Nonnus, Dionysiaca 13. 201 & 212 ff :
"Aiakos (Aeacus) . . . whom the sham bird begot, mingling with [Aigina, Aegina] the daughter of Asopos whom he carried off, the eagle, highsoaring Zeus the feathered husband of Aigina. He was named Aiakos from this marriage . . . he graved on his well-wrought shield, as a token of their origin, Zeus the sham bird with a mind, carrying a woman in gentle talons. Near it was a river-god [Asopos] on fire, and a girl [Aigina] beside him sad and downcast, even if she was a lifeless image; she turned her eyes aside as if mourning for her father stiffknee Asopos, and she seemed to be crying--‘A fine bridegift you have brought me, in destroying my father.’"
Nonnus, Dionysiaca 16. 55 ff :
"I would be a winged husband, to dance carrying lightly a wife on my back unshaken, as Kronides [Zeus] did with Aigina; that mated with her I might beget a new eagle, another bridestar to attend on weddings for the Erotes (Loves)."
Nonnus, Dionysiaca 22. 390 ff :

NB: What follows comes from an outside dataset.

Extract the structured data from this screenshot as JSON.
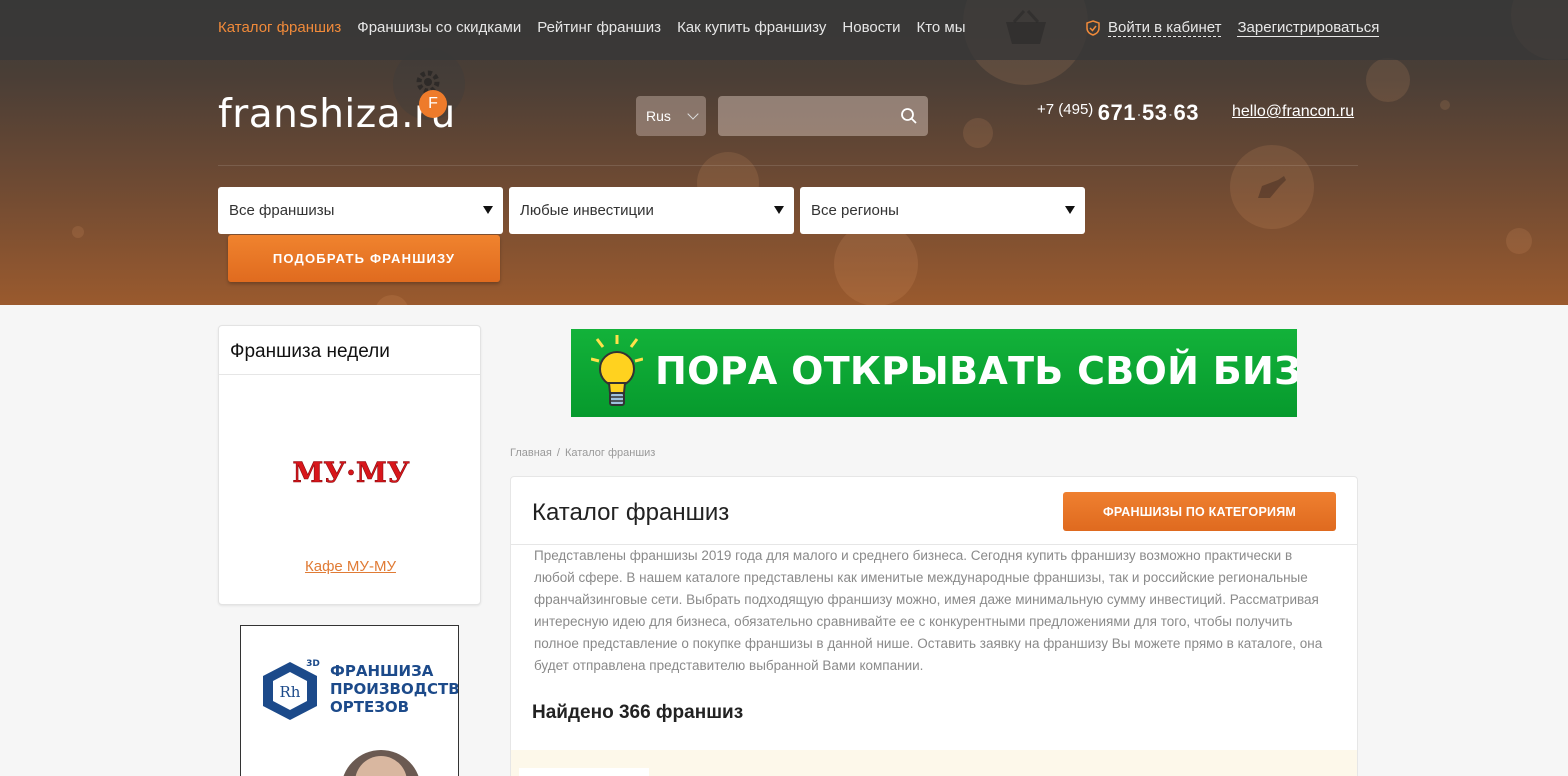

"[When the Hydaspes river was stained red with Indian blood:] A Naias Nymphe in the river unshod, unveiled, peeped out of the stream and cried--‘Kinsman of the Naiades [Aiakos, son of Aigina]! With the blood of Zeus in your veins! . . . A Naias of the water was your own mother; yes, I hear that your Aigina was a River's daughter.’" [N.B. In Nonnus' Dionysiaca Aiakos accompanied Dionysos on his Indian campaign.]
Nonnus, Dionysiaca 24. 77 ff :

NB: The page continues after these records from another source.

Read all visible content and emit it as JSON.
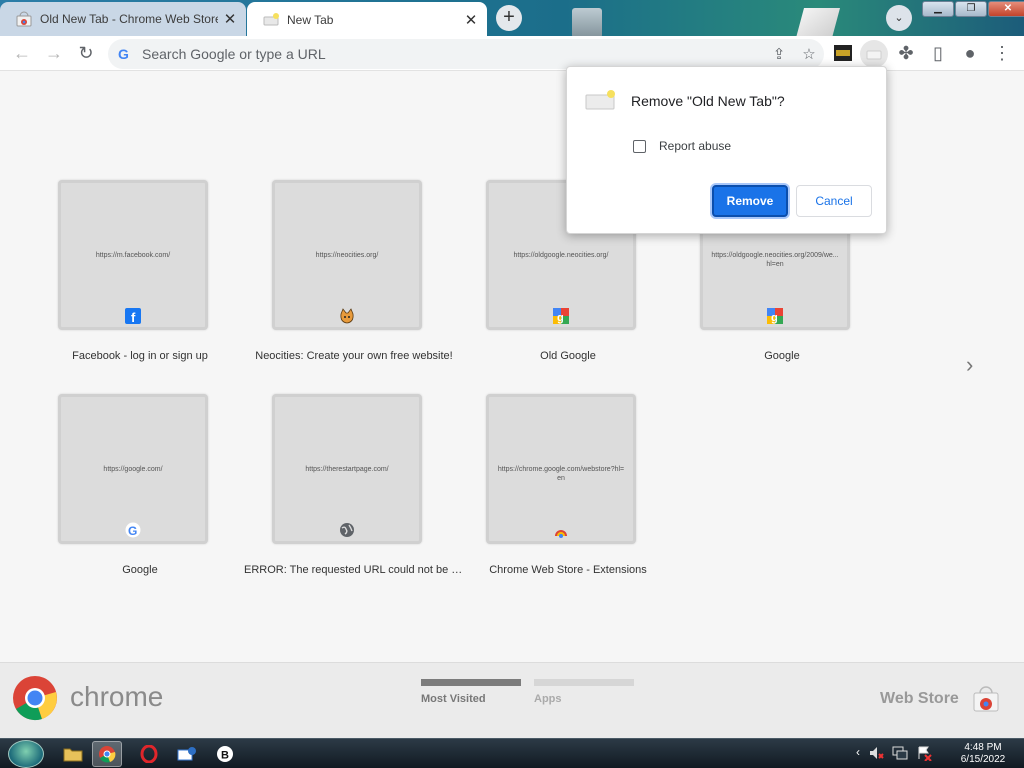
{
  "tabs": [
    {
      "title": "Old New Tab - Chrome Web Store",
      "close": "✕",
      "active": false
    },
    {
      "title": "New Tab",
      "close": "✕",
      "active": true
    }
  ],
  "tabstrip": {
    "new_tab": "+",
    "tab_search": "⌄"
  },
  "window_controls": {
    "minimize": "▁",
    "maximize": "❐",
    "close": "✕"
  },
  "toolbar": {
    "back": "←",
    "forward": "→",
    "reload": "↻",
    "omnibox_placeholder": "Search Google or type a URL",
    "share": "⇪",
    "bookmark": "☆",
    "extensions": "✤",
    "side_panel": "▯",
    "profile": "●",
    "menu": "⋮"
  },
  "tiles": [
    {
      "url": "https://m.facebook.com/",
      "title": "Facebook - log in or sign up",
      "icon": "facebook-icon"
    },
    {
      "url": "https://neocities.org/",
      "title": "Neocities: Create your own free website!",
      "icon": "neocities-cat-icon"
    },
    {
      "url": "https://oldgoogle.neocities.org/",
      "title": "Old Google",
      "icon": "old-google-icon"
    },
    {
      "url": "https://oldgoogle.neocities.org/2009/we... hl=en",
      "title": "Google",
      "icon": "old-google-icon"
    },
    {
      "url": "https://google.com/",
      "title": "Google",
      "icon": "google-g-icon"
    },
    {
      "url": "https://therestartpage.com/",
      "title": "ERROR: The requested URL could not be retrieved",
      "icon": "globe-icon"
    },
    {
      "url": "https://chrome.google.com/webstore?hl=en",
      "title": "Chrome Web Store - Extensions",
      "icon": "chrome-webstore-icon"
    }
  ],
  "page": {
    "next_arrow": "›"
  },
  "bottom_bar": {
    "brand": "chrome",
    "sections": [
      {
        "label": "Most Visited",
        "active": true
      },
      {
        "label": "Apps",
        "active": false
      }
    ],
    "webstore": "Web Store"
  },
  "dialog": {
    "title": "Remove \"Old New Tab\"?",
    "checkbox_label": "Report abuse",
    "checkbox_checked": false,
    "primary_button": "Remove",
    "secondary_button": "Cancel"
  },
  "taskbar": {
    "time": "4:48 PM",
    "date": "6/15/2022",
    "tray_chevron": "‹"
  },
  "colors": {
    "accent": "#1a73e8",
    "taskbar": "#1c2731"
  }
}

"Zeus as once before by the river Asopos, for the sake of Aigina's bed, sailed now as an eagle flying high."
Nonnus, Dionysiaca 33. 296 ff :

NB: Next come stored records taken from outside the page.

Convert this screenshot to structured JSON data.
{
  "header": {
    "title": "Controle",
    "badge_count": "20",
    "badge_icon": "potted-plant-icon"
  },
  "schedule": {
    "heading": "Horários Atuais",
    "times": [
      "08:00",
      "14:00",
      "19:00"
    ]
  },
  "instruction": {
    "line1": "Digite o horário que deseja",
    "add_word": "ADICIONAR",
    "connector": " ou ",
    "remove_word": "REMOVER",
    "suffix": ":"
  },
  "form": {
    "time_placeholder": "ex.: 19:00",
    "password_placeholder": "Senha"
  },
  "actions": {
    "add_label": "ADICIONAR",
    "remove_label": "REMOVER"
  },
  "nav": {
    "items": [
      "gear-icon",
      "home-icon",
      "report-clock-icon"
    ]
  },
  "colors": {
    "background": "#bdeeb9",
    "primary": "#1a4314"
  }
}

"Near [the constellation] Kassiopeia (Cassiopea) he saw that Eagle [constellation Aquila] spreading his wings who bedded with Aigina."
Nonnus, Dionysiaca 39. 153 ff :
"[Aiakos prays to his father Zeus:] ‘Come, O Father, monarch of life, monarch of battle! Send me an eagle, the auspicious herald of my birth . . . Yes, Father, remember Aigina, and do not shame the bridegroom of thy bride, the love-bird of like feather with this!’"
- Hesiod, Catalogues of Women - Greek Epic C8th-7th B.C.
- Pindar, Odes - Greek Lyric C5th B.C.
- Pindar, Fragments - Greek Lyric C5th B.C.
- Greek Lyric IV Corinna, Fragments - Greek Lyric C5th B.C.
- Greek Lyric IV Bacchylides, Fragments - Greek Lyric C5th B.C.
- Aeschylus, Fragments - Greek Tragedy C5th B.C.
- Herodotus, Histories - Greek History C5th B.C.
- Apollodorus, The Library - Greek Mythography C2nd A.D.
- Apollonius Rhodius, The Argonautica - Greek Epic C3rd B.C.
- Diodorus Siculus, The Library of History - Greek History C1st B.C.
- Pausanias, Description of Greece - Greek Travelogue C2nd A.D.
- Antoninus Liberalis, Metamorphoses - Greek Mythography C2nd A.D.
- Hyginus, Fabulae - Latin Mythography C2nd A.D.
- Ovid, Metamorphoses - Latin Epic C1st B.C. - C1st A.D.
- Ovid, Heroides - Latin Poetry C1st B.C. - C1st A.D.
- Statius, Thebaid - Latin Epic C1st A.D.
- Nonnos, Dionysiaca - Greek Epic C5th A.D.
Other references not currently quoted here : Euripides Iphigenia at Aulis 697